They come with different names such as LUMINEERS, but essentially all are ultra thin (like contact lenses) porcelain veneers that are glued(bonded) to the outside of the tooth. Since they are custom made, they can be made in various shades depending on each person’s desire. Most times some modification of the natural tooth will be needed but in some instances no tooth modification is required.

Porcelain veneers are the most beautiful restorations available today. They are used to make teeth whiter, to close spaces, to correct rotated or crooked teeth, to make short teeth appear longer, to reshape existing teeth, or to perfectly align all teeth on the upper or lower jaws.

2. All Ceramic Crowns (Caps)

Most caps made have some type of metal backing for increased strength against potential fracture. Sometimes, the metal backing shines through and one can notice a black line along the gums which leads to an unpleasant sight. The all ceramic caps, as the name implies, have no metal backing. By eliminating the metal, there are two great benefits. The first is that the cap will look much more natural and blend better with the adjacent teeth. The second is that by eliminating the metal, any potential allergic reactions are also eliminated.

The all ceramic crowns (caps) are the second nicest restoration after porcelain veneers. They require much more tooth modification then the porcelain veneers and in general can be used for the same dental correction as the veneers above as well as for fixed bridges in the front of the mouth.

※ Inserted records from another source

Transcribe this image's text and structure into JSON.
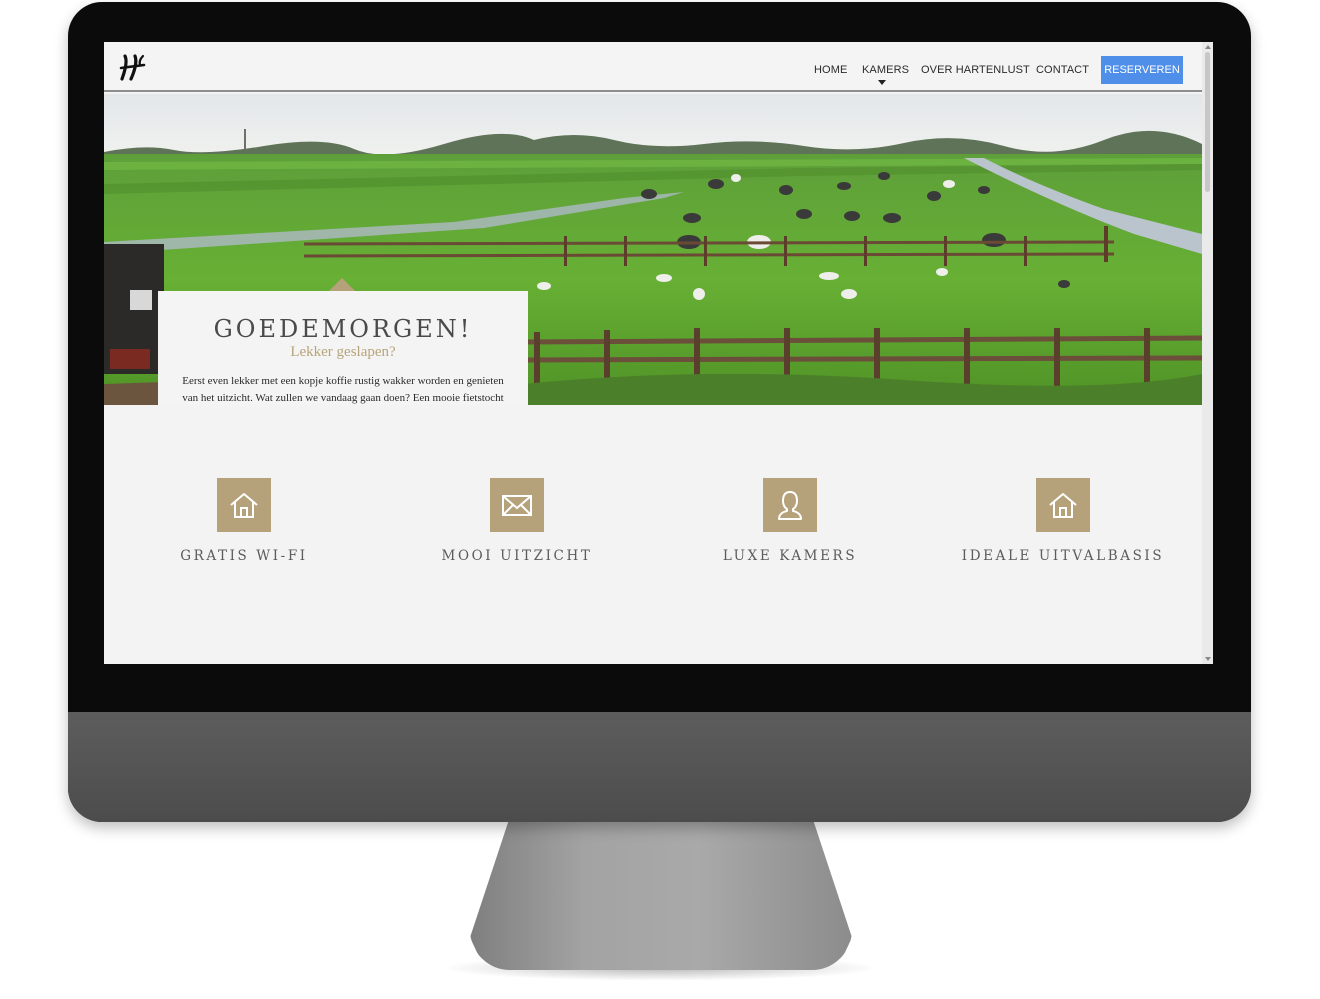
{
  "nav": {
    "items": [
      {
        "label": "HOME"
      },
      {
        "label": "KAMERS"
      },
      {
        "label": "OVER HARTENLUST"
      },
      {
        "label": "CONTACT"
      }
    ],
    "cta_label": "RESERVEREN"
  },
  "hero": {
    "title": "GOEDEMORGEN!",
    "subtitle": "Lekker geslapen?",
    "body": "Eerst even lekker met een kopje koffie rustig wakker worden en genieten van het uitzicht. Wat zullen we vandaag gaan doen? Een mooie fietstocht maken? Een mooie stad bezoeken?"
  },
  "features": [
    {
      "label": "GRATIS WI-FI",
      "icon": "home-icon"
    },
    {
      "label": "MOOI UITZICHT",
      "icon": "envelope-icon"
    },
    {
      "label": "LUXE KAMERS",
      "icon": "person-icon"
    },
    {
      "label": "IDEALE UITVALBASIS",
      "icon": "home-icon"
    }
  ],
  "colors": {
    "accent": "#b5a27a",
    "cta": "#4f8ee9",
    "background": "#f3f3f3",
    "monitor_bezel": "#0b0b0b",
    "monitor_chin": "#555555"
  }
}
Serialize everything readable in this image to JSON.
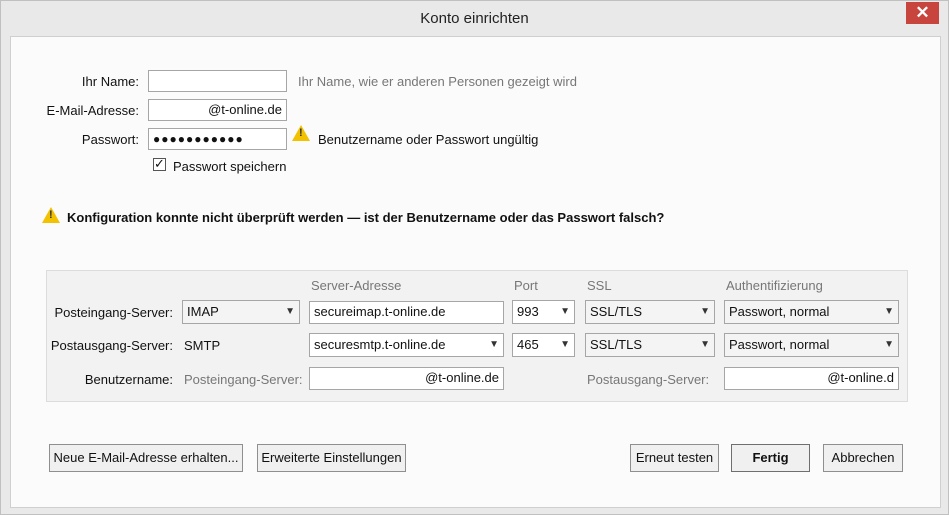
{
  "window": {
    "title": "Konto einrichten",
    "close_glyph": "✕"
  },
  "form": {
    "name": {
      "label": "Ihr Name:",
      "value": "",
      "hint": "Ihr Name, wie er anderen Personen gezeigt wird"
    },
    "email": {
      "label": "E-Mail-Adresse:",
      "value": "@t-online.de"
    },
    "password": {
      "label": "Passwort:",
      "value": "●●●●●●●●●●●",
      "error": "Benutzername oder Passwort ungültig"
    },
    "remember": {
      "label": "Passwort speichern",
      "checked": true
    }
  },
  "warning": {
    "text": "Konfiguration konnte nicht überprüft werden — ist der Benutzername oder das Passwort falsch?"
  },
  "server_table": {
    "headers": {
      "address": "Server-Adresse",
      "port": "Port",
      "ssl": "SSL",
      "auth": "Authentifizierung"
    },
    "incoming": {
      "label": "Posteingang-Server:",
      "type": "IMAP",
      "address": "secureimap.t-online.de",
      "port": "993",
      "ssl": "SSL/TLS",
      "auth": "Passwort, normal"
    },
    "outgoing": {
      "label": "Postausgang-Server:",
      "type": "SMTP",
      "address": "securesmtp.t-online.de",
      "port": "465",
      "ssl": "SSL/TLS",
      "auth": "Passwort, normal"
    },
    "username": {
      "label": "Benutzername:",
      "incoming_label": "Posteingang-Server:",
      "incoming_value": "@t-online.de",
      "outgoing_label": "Postausgang-Server:",
      "outgoing_value": "@t-online.d"
    }
  },
  "buttons": {
    "new_email": "Neue E-Mail-Adresse erhalten...",
    "advanced": "Erweiterte Einstellungen",
    "retest": "Erneut testen",
    "done": "Fertig",
    "cancel": "Abbrechen"
  },
  "icons": {
    "warning": "warning-triangle-icon",
    "dropdown": "chevron-down-icon",
    "check": "checkmark-icon"
  },
  "colors": {
    "close_button": "#c7453d",
    "warning_icon": "#f2c200"
  }
}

3. Composite Materials

These are the materials used to replace silver mercury fillings, to replace broken or chipped teeth, to be placed as the first restoration (filling) in new cavities, and to veneer front teeth in the office (as an alternative to the laboratory made porcelain veneers above). These are tooth colored materials that are bonded to the existing tooth. In time they have a tendency to wear out and change color therefore requiring more frequent replacement. The composite dental material is the most widely used dental material today and there are constant improvements which make these materials better and better as the time passes.

4. Bleaching Materials

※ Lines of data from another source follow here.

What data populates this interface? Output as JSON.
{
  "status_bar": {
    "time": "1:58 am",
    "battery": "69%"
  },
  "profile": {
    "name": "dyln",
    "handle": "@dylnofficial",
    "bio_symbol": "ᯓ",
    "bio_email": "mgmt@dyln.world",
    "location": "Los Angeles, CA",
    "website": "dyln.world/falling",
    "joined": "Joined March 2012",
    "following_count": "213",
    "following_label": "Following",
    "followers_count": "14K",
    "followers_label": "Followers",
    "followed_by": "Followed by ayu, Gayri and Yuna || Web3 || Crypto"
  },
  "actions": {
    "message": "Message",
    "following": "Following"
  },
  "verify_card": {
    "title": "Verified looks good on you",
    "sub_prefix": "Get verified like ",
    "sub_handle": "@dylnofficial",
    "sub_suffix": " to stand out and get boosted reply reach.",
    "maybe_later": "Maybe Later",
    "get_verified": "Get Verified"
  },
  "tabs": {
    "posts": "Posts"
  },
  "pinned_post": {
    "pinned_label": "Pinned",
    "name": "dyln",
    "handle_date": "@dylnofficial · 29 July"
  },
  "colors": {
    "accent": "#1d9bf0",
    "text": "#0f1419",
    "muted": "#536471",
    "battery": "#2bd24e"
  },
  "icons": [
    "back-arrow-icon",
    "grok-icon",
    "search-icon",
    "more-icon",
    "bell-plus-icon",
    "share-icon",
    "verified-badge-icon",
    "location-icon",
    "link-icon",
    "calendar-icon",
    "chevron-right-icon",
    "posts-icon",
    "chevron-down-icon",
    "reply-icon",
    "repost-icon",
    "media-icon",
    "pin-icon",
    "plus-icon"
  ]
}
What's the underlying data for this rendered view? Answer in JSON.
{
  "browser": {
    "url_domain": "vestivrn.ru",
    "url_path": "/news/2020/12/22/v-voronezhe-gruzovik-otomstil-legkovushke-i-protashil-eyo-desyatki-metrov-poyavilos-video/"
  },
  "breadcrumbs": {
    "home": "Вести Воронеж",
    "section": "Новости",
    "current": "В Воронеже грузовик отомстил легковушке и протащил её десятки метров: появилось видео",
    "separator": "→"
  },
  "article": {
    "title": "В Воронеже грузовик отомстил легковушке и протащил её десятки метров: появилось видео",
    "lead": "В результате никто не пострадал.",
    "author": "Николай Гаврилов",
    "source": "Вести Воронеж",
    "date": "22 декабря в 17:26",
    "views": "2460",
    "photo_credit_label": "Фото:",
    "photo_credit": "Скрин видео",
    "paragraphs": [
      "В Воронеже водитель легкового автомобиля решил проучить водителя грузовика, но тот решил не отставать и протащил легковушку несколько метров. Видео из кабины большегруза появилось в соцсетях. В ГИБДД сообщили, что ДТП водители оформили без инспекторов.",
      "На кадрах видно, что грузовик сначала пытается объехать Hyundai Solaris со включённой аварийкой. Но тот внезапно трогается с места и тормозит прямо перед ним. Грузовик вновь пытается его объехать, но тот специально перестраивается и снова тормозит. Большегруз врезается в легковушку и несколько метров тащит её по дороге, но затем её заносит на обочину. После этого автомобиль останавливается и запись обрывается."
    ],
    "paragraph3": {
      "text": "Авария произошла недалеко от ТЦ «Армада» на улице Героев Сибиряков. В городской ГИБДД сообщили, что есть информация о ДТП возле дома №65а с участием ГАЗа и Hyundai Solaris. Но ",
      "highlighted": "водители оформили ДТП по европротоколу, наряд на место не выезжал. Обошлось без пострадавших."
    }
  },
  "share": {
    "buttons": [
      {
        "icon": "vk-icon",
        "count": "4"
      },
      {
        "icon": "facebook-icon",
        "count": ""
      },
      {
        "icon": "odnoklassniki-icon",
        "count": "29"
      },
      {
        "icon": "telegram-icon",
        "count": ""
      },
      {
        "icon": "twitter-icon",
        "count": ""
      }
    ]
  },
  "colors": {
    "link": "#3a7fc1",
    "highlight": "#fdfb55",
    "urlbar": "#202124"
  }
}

The most used cosmetic procedure today, bleaching of the existing teeth is the most cost effective way to whiten teeth. There are many types of over the counter or dentist supervised bleaching materials on the market. The difference is in the concentration of the chemical used to bleach the natural teeth. In general, a thorough examination of the teeth and gums are needed before a bleaching procedure is started. Bleaching works best for people that have no restorations or caps (virgin teeth). For people that have restorations or caps, once the bleaching procedure is done, the old caps or restorations may need replacement to be able to match the color to the bleached teeth.

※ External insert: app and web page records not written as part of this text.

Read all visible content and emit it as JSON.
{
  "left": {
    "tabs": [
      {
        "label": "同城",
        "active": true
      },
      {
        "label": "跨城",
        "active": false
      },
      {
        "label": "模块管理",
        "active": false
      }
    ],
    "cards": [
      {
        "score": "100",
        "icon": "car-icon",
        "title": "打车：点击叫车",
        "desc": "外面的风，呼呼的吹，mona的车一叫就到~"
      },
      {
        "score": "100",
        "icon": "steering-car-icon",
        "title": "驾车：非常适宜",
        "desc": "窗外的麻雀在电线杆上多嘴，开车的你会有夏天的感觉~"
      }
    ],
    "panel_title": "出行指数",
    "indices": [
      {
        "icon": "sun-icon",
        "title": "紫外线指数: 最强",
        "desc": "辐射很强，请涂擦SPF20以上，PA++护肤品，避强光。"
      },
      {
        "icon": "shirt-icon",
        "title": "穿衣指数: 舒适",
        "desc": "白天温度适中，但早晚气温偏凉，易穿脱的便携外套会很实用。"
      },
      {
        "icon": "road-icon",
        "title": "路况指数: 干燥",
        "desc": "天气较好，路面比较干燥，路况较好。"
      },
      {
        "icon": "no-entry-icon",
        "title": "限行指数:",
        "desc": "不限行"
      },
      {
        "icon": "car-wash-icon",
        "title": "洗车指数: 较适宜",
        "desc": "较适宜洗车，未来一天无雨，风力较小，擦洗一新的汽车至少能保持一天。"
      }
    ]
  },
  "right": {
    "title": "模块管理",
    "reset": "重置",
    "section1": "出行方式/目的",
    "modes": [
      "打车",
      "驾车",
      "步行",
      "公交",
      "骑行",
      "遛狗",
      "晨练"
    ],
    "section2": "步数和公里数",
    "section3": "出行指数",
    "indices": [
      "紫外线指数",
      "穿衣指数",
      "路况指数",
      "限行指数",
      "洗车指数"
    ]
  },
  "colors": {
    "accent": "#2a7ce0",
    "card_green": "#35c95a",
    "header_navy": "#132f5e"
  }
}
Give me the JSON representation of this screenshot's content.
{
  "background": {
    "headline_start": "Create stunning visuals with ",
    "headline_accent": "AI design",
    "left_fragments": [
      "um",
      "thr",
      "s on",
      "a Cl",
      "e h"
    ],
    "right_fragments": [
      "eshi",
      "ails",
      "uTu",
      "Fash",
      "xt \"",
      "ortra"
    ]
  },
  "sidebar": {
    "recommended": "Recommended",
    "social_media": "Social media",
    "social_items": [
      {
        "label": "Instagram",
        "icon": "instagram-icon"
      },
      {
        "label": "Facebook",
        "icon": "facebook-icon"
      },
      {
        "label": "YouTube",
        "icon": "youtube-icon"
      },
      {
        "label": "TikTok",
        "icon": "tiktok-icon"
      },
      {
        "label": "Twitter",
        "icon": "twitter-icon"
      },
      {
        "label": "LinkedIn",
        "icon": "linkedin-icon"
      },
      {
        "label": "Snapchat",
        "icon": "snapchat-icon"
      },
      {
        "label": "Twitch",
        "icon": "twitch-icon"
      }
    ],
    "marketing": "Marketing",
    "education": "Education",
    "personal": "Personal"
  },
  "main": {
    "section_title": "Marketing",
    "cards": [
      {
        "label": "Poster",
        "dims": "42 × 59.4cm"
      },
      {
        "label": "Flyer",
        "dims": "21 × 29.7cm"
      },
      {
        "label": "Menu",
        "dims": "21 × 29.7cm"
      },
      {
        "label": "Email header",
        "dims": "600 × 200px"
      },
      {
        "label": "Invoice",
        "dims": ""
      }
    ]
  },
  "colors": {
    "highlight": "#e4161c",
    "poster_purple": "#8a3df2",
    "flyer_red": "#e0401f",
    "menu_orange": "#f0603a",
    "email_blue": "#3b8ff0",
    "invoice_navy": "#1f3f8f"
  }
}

In office bleaching is done with a light such as ZOOM or other high intensity light followed by custom tray at home bleaching for at least two weeks to achieve a long lasting effect. In most instances, simply tray bleaching at home will do the job of whitening at a reduced cost for the patient if the instructions are followed.

Bleaching will last for a long time with only a few touch ups needed a few times a year. In general, beside some transient sensitivity, no long term adverse effect of bleaching has been noted.